Among the entries below, please show each line that carries the word "true".

EXERCISE INPUT Start Marker

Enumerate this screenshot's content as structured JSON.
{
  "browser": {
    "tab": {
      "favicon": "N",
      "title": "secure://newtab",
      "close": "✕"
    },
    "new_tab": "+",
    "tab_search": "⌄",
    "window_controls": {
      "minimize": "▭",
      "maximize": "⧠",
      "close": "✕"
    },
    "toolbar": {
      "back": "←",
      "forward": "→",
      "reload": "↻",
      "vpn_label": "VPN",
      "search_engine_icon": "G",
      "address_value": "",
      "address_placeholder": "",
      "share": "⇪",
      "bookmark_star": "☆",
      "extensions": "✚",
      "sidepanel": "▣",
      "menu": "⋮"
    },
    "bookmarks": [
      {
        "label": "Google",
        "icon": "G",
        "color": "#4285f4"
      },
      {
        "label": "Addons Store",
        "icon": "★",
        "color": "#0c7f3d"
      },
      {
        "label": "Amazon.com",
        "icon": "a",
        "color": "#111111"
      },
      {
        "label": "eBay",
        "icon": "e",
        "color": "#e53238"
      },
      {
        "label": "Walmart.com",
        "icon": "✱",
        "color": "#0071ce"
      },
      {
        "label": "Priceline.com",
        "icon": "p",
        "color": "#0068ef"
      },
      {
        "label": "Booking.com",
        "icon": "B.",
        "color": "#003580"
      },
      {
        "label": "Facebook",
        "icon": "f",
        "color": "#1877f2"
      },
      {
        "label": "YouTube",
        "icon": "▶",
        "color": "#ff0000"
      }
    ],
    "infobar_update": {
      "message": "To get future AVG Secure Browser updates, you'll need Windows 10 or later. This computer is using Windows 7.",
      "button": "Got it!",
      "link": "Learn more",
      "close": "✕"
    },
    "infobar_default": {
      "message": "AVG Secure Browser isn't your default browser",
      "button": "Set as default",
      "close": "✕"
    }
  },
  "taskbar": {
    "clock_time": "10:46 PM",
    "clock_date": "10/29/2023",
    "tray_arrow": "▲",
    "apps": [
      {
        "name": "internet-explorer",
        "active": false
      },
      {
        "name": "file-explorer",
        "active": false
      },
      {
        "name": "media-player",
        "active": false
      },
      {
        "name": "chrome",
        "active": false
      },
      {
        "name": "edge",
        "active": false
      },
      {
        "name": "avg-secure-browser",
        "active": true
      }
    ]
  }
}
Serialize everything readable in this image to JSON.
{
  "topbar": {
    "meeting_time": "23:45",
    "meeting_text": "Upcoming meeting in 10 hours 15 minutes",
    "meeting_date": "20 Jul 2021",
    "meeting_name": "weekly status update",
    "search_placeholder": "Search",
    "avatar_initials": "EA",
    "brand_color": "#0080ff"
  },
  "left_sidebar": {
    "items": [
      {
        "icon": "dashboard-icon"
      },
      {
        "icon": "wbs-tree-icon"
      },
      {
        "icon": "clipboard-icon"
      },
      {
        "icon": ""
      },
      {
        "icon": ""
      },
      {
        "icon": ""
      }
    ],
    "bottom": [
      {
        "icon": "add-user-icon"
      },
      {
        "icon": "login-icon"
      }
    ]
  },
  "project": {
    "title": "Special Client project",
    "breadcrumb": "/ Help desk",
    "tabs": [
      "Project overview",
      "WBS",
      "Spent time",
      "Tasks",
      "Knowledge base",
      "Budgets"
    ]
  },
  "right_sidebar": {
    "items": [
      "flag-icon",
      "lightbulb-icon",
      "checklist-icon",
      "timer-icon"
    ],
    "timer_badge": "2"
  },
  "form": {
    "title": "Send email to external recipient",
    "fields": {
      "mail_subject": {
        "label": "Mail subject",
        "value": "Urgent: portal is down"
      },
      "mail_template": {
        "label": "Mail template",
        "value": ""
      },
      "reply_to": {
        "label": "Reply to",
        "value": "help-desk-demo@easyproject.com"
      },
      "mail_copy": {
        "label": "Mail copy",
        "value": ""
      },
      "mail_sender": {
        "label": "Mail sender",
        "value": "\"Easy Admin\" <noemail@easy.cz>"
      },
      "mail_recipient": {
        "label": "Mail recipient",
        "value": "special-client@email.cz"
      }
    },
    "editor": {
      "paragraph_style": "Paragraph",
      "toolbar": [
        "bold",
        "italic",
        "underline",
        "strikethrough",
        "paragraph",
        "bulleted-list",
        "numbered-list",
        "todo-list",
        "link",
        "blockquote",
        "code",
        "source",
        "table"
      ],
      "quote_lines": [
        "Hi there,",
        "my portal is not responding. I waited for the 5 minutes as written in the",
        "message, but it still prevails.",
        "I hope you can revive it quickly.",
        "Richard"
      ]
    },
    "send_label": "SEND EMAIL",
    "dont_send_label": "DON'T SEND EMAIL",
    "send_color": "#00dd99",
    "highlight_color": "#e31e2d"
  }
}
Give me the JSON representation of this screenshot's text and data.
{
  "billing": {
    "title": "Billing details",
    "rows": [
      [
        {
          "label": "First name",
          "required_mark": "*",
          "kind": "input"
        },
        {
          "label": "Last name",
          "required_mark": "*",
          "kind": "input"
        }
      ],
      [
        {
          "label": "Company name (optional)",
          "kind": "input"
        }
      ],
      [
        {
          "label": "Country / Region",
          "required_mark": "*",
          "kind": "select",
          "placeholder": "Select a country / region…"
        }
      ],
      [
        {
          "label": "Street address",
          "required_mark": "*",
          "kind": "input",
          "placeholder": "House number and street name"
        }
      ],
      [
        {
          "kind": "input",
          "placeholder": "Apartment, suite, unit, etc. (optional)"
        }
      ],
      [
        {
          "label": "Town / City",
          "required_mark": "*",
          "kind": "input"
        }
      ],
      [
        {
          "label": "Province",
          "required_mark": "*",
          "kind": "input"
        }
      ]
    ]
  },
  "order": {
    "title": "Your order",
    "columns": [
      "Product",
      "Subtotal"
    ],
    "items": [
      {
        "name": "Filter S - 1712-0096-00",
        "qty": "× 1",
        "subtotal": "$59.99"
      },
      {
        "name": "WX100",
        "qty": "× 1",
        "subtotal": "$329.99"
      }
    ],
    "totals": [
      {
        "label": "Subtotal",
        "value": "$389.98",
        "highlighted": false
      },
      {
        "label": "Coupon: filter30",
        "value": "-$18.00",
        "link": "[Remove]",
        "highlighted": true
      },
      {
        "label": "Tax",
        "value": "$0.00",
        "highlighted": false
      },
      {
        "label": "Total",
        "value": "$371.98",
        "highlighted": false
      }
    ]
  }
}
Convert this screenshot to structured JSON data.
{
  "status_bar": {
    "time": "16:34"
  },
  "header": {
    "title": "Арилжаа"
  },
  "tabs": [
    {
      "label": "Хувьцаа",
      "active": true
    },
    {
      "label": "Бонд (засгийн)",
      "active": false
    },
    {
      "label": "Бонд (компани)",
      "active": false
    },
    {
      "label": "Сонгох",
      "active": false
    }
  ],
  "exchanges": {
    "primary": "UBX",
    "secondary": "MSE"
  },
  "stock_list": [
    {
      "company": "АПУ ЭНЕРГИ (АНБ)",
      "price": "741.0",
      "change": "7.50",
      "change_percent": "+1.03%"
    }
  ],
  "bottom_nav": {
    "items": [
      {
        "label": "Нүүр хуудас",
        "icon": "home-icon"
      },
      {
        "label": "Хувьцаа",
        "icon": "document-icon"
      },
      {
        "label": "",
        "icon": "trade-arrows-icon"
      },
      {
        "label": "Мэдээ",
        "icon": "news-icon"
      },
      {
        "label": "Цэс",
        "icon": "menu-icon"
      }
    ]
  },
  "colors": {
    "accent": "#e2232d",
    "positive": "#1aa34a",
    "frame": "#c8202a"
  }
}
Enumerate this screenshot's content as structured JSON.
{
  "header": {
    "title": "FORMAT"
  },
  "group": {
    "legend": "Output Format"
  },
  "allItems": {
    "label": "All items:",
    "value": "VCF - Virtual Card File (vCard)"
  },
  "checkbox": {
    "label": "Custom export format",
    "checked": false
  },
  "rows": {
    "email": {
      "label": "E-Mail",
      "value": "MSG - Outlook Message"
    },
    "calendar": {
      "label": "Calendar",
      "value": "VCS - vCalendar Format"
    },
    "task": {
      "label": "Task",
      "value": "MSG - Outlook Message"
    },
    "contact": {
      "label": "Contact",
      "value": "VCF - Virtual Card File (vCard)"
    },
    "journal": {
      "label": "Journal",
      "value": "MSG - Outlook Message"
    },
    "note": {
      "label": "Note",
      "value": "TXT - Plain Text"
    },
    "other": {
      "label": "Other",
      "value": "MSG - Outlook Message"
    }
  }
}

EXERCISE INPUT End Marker

● **RESPONSE BOX**:
        "active": true
        "highlighted": true
      "active": true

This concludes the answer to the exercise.